6. 5/19/2008 – Jon Lester (GmSc 94) What else can we say about Lester’s outing? Nine strike outs, two walks, no hits…
5. 4/4/2001 – Hideo Nomo (GmSc 95) Nomo-mania made it’s debut in Boston in a big way. In the second game of the season, Nomo’s first with Jason Varitek behind the plate, Nomo struck out eleven Orioles against three walks starting his Boston career with a no-hitter and a bullet.
2. (tie) 9/10/1999 – Pedro Martinez (GmSc 98) Pedro Martinez may own twenty-nine of the top fifty starts on the list of best Red Sox starts over the past ten years, and he owns the three games tied at the number two spot with a game score of 98, but the masterful Dominican doesn’t own the top spot. Of his three “98s”, this one was possibly the most dramatic and is often referenced as one of the most dominant starts of all time. The Red Sox sat 6 1/2 back of the Yankees facing their rivals in Yankee Stadium in September. Pedro Martinez would give up a second inning home run to Chili Davis (costing him 4 game score points) and then toss the most dominant start I have ever seen. Seventeen strike outs and zero baserunners later, the Red Sox walked away with a 3-1 win.

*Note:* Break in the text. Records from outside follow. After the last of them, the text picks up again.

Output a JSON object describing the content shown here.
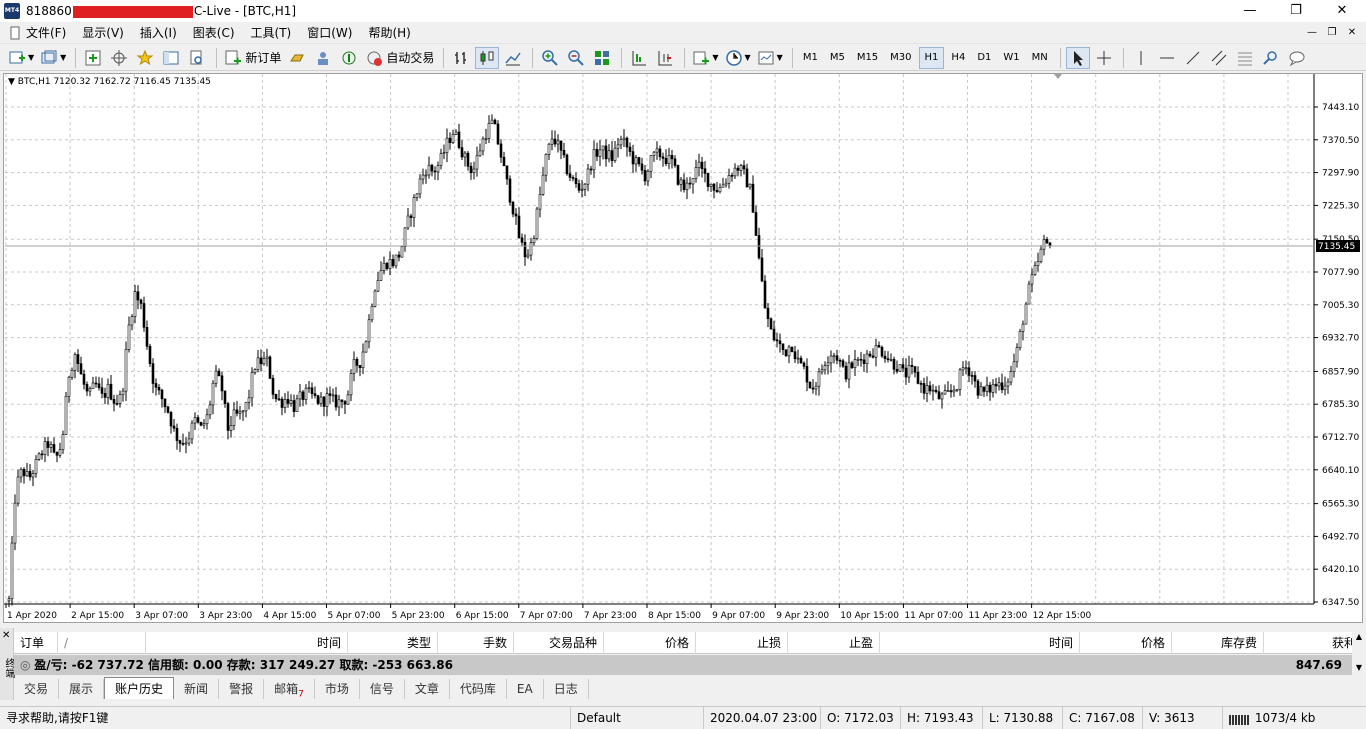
{
  "window": {
    "title_prefix": "818860",
    "title_suffix": "C-Live - [BTC,H1]",
    "minimize": "—",
    "maximize": "❐",
    "close": "✕"
  },
  "menu": {
    "items": [
      "文件(F)",
      "显示(V)",
      "插入(I)",
      "图表(C)",
      "工具(T)",
      "窗口(W)",
      "帮助(H)"
    ]
  },
  "toolbar": {
    "new_order": "新订单",
    "auto_trade": "自动交易",
    "timeframes": [
      "M1",
      "M5",
      "M15",
      "M30",
      "H1",
      "H4",
      "D1",
      "W1",
      "MN"
    ],
    "active_timeframe": "H1"
  },
  "chart": {
    "symbol_info": "BTC,H1  7120.32 7162.72 7116.45 7135.45",
    "current_price_label": "7135.45",
    "current_price": 7135.45
  },
  "chart_data": {
    "type": "candlestick",
    "symbol": "BTC",
    "timeframe": "H1",
    "ylim": [
      6347.5,
      7480
    ],
    "y_ticks": [
      "7443.10",
      "7370.50",
      "7297.90",
      "7225.30",
      "7150.50",
      "7077.90",
      "7005.30",
      "6932.70",
      "6857.90",
      "6785.30",
      "6712.70",
      "6640.10",
      "6565.30",
      "6492.70",
      "6420.10",
      "6347.50"
    ],
    "x_ticks": [
      "1 Apr 2020",
      "2 Apr 15:00",
      "3 Apr 07:00",
      "3 Apr 23:00",
      "4 Apr 15:00",
      "5 Apr 07:00",
      "5 Apr 23:00",
      "6 Apr 15:00",
      "7 Apr 07:00",
      "7 Apr 23:00",
      "8 Apr 15:00",
      "9 Apr 07:00",
      "9 Apr 23:00",
      "10 Apr 15:00",
      "11 Apr 07:00",
      "11 Apr 23:00",
      "12 Apr 15:00"
    ],
    "close_path": [
      6350,
      6600,
      6640,
      6620,
      6650,
      6680,
      6700,
      6660,
      6700,
      6850,
      6900,
      6840,
      6800,
      6830,
      6800,
      6820,
      6790,
      6800,
      6950,
      7030,
      7000,
      6900,
      6820,
      6800,
      6770,
      6720,
      6700,
      6710,
      6750,
      6730,
      6760,
      6850,
      6830,
      6730,
      6760,
      6760,
      6790,
      6870,
      6880,
      6880,
      6800,
      6790,
      6800,
      6780,
      6800,
      6810,
      6800,
      6790,
      6800,
      6790,
      6790,
      6800,
      6870,
      6880,
      6940,
      7040,
      7080,
      7100,
      7100,
      7120,
      7180,
      7230,
      7280,
      7310,
      7300,
      7320,
      7360,
      7390,
      7360,
      7320,
      7300,
      7350,
      7390,
      7410,
      7350,
      7280,
      7220,
      7150,
      7110,
      7150,
      7240,
      7330,
      7380,
      7350,
      7310,
      7280,
      7260,
      7280,
      7330,
      7350,
      7340,
      7330,
      7370,
      7360,
      7330,
      7310,
      7290,
      7330,
      7340,
      7330,
      7320,
      7280,
      7260,
      7290,
      7310,
      7290,
      7270,
      7260,
      7280,
      7300,
      7310,
      7290,
      7250,
      7120,
      7000,
      6940,
      6920,
      6900,
      6920,
      6880,
      6860,
      6820,
      6840,
      6880,
      6900,
      6890,
      6850,
      6870,
      6880,
      6890,
      6900,
      6910,
      6900,
      6880,
      6870,
      6850,
      6860,
      6840,
      6820,
      6820,
      6800,
      6800,
      6810,
      6830,
      6870,
      6860,
      6820,
      6810,
      6820,
      6830,
      6830,
      6850,
      6900,
      6980,
      7050,
      7090,
      7140,
      7135
    ]
  },
  "terminal": {
    "side_label": "终端",
    "columns": [
      "订单",
      "/",
      "时间",
      "类型",
      "手数",
      "交易品种",
      "价格",
      "止损",
      "止盈",
      "时间",
      "价格",
      "库存费",
      "获利"
    ],
    "summary": "盈/亏: -62 737.72  信用额: 0.00  存款: 317 249.27  取款: -253 663.86",
    "summary_right": "847.69",
    "tabs": [
      "交易",
      "展示",
      "账户历史",
      "新闻",
      "警报",
      "邮箱",
      "市场",
      "信号",
      "文章",
      "代码库",
      "EA",
      "日志"
    ],
    "active_tab": "账户历史",
    "mail_badge": "7"
  },
  "statusbar": {
    "help": "寻求帮助,请按F1键",
    "profile": "Default",
    "datetime": "2020.04.07 23:00",
    "open": "O: 7172.03",
    "high": "H: 7193.43",
    "low": "L: 7130.88",
    "close": "C: 7167.08",
    "volume": "V: 3613",
    "traffic": "1073/4 kb"
  },
  "colors": {
    "candle": "#000000",
    "grid": "#c8c8c8",
    "chart_bg": "#ffffff",
    "price_label_bg": "#000000",
    "title_redact": "#e02020"
  }
}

2. (tie) 5/12/2000 – Pedro Martinez (GmSc 98) The Baltimore Orioles didn’t stand a chance this day as Pedro had his best stuff allowing only two hits, one to Albert Belle and one to Jeff Conine. Those would be the only two batters that would reach base as Pedro wring up fifteen strike outs as the Red Sox cruised to a 9-0 win in Camden Yards.
2. (tie) 8/29/2000 – Pedro Martinez (GmSv 98) In a start that epitomized the Pedro Martinez era, Petey opened up the game by hitting Gerald Williams with a pitch exacerbating the bad blood then brewing between the Tampa Bay (Devil) Rays and the Sox. He wouldn’t allow another baserunner until a John Flaherty single to lead off the ninth ruined his no hit bid. Ho-hum, another complete game shut out with double digit strike outs (13 Ks).

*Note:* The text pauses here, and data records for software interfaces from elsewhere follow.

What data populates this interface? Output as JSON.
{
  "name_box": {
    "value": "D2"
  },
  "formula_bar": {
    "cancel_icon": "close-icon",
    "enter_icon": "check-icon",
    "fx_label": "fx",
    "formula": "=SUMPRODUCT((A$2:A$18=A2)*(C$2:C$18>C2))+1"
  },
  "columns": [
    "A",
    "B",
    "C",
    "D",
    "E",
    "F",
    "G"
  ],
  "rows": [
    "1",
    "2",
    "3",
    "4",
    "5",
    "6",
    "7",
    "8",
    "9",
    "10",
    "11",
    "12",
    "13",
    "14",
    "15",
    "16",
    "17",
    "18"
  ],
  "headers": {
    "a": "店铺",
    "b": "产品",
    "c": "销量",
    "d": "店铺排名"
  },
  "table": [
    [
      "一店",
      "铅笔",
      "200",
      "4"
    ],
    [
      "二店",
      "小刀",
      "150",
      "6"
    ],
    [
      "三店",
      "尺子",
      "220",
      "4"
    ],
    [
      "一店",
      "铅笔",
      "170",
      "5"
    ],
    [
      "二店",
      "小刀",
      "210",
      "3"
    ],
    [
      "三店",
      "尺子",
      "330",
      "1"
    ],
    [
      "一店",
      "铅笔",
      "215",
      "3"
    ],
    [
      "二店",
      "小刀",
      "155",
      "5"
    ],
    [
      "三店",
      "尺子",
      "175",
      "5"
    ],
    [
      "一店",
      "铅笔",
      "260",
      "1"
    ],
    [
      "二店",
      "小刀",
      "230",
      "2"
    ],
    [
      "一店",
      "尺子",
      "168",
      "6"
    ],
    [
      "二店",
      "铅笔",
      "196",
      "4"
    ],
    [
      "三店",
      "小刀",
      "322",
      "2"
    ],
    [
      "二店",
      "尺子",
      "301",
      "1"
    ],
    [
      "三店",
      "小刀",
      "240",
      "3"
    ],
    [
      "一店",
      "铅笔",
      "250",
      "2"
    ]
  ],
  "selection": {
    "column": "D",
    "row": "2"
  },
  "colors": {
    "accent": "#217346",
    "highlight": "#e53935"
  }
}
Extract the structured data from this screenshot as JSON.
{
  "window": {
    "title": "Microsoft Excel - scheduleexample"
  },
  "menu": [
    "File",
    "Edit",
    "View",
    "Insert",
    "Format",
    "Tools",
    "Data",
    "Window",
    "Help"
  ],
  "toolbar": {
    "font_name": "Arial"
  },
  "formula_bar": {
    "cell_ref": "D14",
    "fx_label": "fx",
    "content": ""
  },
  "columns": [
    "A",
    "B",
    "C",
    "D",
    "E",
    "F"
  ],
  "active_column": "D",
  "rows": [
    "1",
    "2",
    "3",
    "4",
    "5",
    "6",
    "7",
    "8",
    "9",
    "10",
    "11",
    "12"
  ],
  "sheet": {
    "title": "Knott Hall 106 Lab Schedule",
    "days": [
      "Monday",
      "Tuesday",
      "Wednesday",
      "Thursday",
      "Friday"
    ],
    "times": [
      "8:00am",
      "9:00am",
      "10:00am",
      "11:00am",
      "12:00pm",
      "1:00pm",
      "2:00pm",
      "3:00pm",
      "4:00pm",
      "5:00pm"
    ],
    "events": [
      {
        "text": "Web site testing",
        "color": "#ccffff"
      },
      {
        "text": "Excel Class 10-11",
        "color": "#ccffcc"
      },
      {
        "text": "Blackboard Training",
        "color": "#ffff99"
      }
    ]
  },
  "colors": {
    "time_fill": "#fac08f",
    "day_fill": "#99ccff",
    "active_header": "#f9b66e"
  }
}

1. 5/25/2001 – Hideo Nomo (GmSc 99) OK…if this were one of of Evan’s trivia questions, I never would have guessed it. How good was Hideo Nomo his first two months in a Red Sox uniform? Good enough to wrap up two of the top five pitching performances of the last decade of Red Sox baseball. Only a Shannon Stewart fourth inning double broke up a night of pure domination against Toronto. Nomo would strike out fourteen Blue Jays on his way to the top spot of best caught games in Jason Varitek’s career.

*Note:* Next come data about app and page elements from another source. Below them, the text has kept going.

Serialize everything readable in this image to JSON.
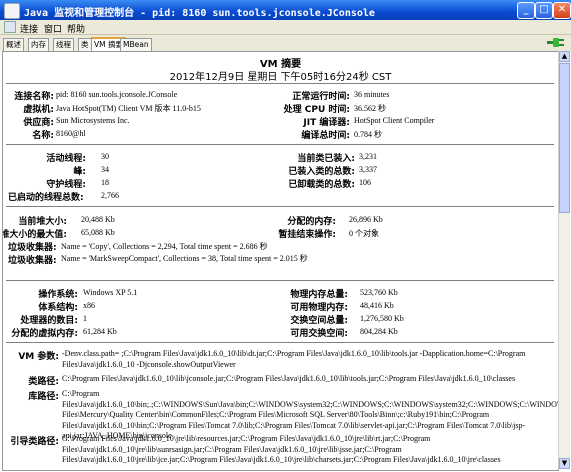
{
  "window": {
    "title": "Java 监视和管理控制台 - pid: 8160 sun.tools.jconsole.JConsole"
  },
  "menu": [
    "连接",
    "窗口",
    "帮助"
  ],
  "tabs": [
    "概述",
    "内存",
    "线程",
    "类",
    "VM 摘要",
    "MBean"
  ],
  "active_tab": "VM 摘要",
  "summary": {
    "title": "VM 摘要",
    "date": "2012年12月9日 星期日 下午05时16分24秒 CST"
  },
  "section1": {
    "connection_name": {
      "label": "连接名称:",
      "value": "pid: 8160 sun.tools.jconsole.JConsole"
    },
    "vm": {
      "label": "虚拟机:",
      "value": "Java HotSpot(TM) Client VM 版本 11.0-b15"
    },
    "vendor": {
      "label": "供应商:",
      "value": "Sun Microsystems Inc."
    },
    "name": {
      "label": "名称:",
      "value": "8160@hl"
    },
    "uptime": {
      "label": "正常运行时间:",
      "value": "36 minutes"
    },
    "process_cpu": {
      "label": "处理 CPU 时间:",
      "value": "36.562 秒"
    },
    "jit": {
      "label": "JIT 编译器:",
      "value": "HotSpot Client Compiler"
    },
    "compile_time": {
      "label": "编译总时间:",
      "value": "0.784 秒"
    }
  },
  "section2": {
    "live_threads": {
      "label": "活动线程:",
      "value": "30"
    },
    "peak": {
      "label": "峰:",
      "value": "34"
    },
    "daemon": {
      "label": "守护线程:",
      "value": "18"
    },
    "total_started": {
      "label": "已启动的线程总数:",
      "value": "2,766"
    },
    "loaded_classes": {
      "label": "当前类已装入:",
      "value": "3,231"
    },
    "total_loaded": {
      "label": "已装入类的总数:",
      "value": "3,337"
    },
    "unloaded": {
      "label": "已卸载类的总数:",
      "value": "106"
    }
  },
  "section3": {
    "heap_size": {
      "label": "当前堆大小:",
      "value": "20,488 Kb"
    },
    "max_heap": {
      "label": "堆大小的最大值:",
      "value": "65,088 Kb"
    },
    "committed": {
      "label": "分配的内存:",
      "value": "26,896 Kb"
    },
    "pending": {
      "label": "暂挂结束操作:",
      "value": "0 个对象"
    },
    "gc1": {
      "label": "垃圾收集器:",
      "value": "Name = 'Copy', Collections = 2,294, Total time spent = 2.686 秒"
    },
    "gc2": {
      "label": "垃圾收集器:",
      "value": "Name = 'MarkSweepCompact', Collections = 38, Total time spent = 2.015 秒"
    }
  },
  "section4": {
    "os": {
      "label": "操作系统:",
      "value": "Windows XP 5.1"
    },
    "arch": {
      "label": "体系结构:",
      "value": "x86"
    },
    "processors": {
      "label": "处理器的数目:",
      "value": "1"
    },
    "committed_vm": {
      "label": "分配的虚拟内存:",
      "value": "61,284 Kb"
    },
    "total_phys": {
      "label": "物理内存总量:",
      "value": "523,760 Kb"
    },
    "free_phys": {
      "label": "可用物理内存:",
      "value": "48,416 Kb"
    },
    "total_swap": {
      "label": "交换空间总量:",
      "value": "1,276,580 Kb"
    },
    "free_swap": {
      "label": "可用交换空间:",
      "value": "804,284 Kb"
    }
  },
  "section5": {
    "vm_args": {
      "label": "VM 参数:",
      "value": "-Denv.class.path= ;C:\\Program Files\\Java\\jdk1.6.0_10\\lib\\dt.jar;C:\\Program Files\\Java\\jdk1.6.0_10\\lib\\tools.jar -Dapplication.home=C:\\Program Files\\Java\\jdk1.6.0_10 -Djconsole.showOutputViewer"
    },
    "class_path": {
      "label": "类路径:",
      "value": "C:\\Program Files\\Java\\jdk1.6.0_10\\lib\\jconsole.jar;C:\\Program Files\\Java\\jdk1.6.0_10\\lib\\tools.jar;C:\\Program Files\\Java\\jdk1.6.0_10\\classes"
    },
    "library_path": {
      "label": "库路径:",
      "value": "C:\\Program Files\\Java\\jdk1.6.0_10\\bin;.;C:\\WINDOWS\\Sun\\Java\\bin;C:\\WINDOWS\\system32;C:\\WINDOWS;C:\\WINDOWS\\system32;C:\\WINDOWS;C:\\WINDOWS\\System32\\Wbem;C:\\Program Files\\Mercury\\Quality Center\\bin\\CommonFiles;C:\\Program Files\\Microsoft SQL Server\\80\\Tools\\Binn\\;c:\\Ruby191\\bin;C:\\Program Files\\Java\\jdk1.6.0_10\\bin;C:\\Program Files\\Tomcat 7.0\\lib;C:\\Program Files\\Tomcat 7.0\\lib\\servlet-api.jar;C:\\Program Files\\Tomcat 7.0\\lib\\jsp-api.jar;JAVA_HOME\\bin\\jconsole"
    },
    "boot_class_path": {
      "label": "引导类路径:",
      "value": "C:\\Program Files\\Java\\jdk1.6.0_10\\jre\\lib\\resources.jar;C:\\Program Files\\Java\\jdk1.6.0_10\\jre\\lib\\rt.jar;C:\\Program Files\\Java\\jdk1.6.0_10\\jre\\lib\\sunrsasign.jar;C:\\Program Files\\Java\\jdk1.6.0_10\\jre\\lib\\jsse.jar;C:\\Program Files\\Java\\jdk1.6.0_10\\jre\\lib\\jce.jar;C:\\Program Files\\Java\\jdk1.6.0_10\\jre\\lib\\charsets.jar;C:\\Program Files\\Java\\jdk1.6.0_10\\jre\\classes"
    }
  }
}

I would imagine that if you asked the captain which of these games stood out as the best game he ever caught, he would hold a sweet spot for Jon Lester’s recent no hitter and Pedro’s 17 strike out game against the Yankees. I bet he would even have a game or two that stood out to him that never made this list.
For me, I don’t think Pedro’s September gem against the Yankees can be topped. Damn that Chili Davis!
One thing is clear, Jason Varitek has been a cornerstone of this franchises best performances for the past decade. While the future is never certain, if Varitek were to finish his career wearing the familiar #33 with a “C” on the front shoulder, I would have to consider immortalizing his career as one of the most important in Boston Red Sox history. He’ll never be a Hall of Fame catcher, but he most certainly should, and I think will, be a member of the Red Sox Hall of Fame.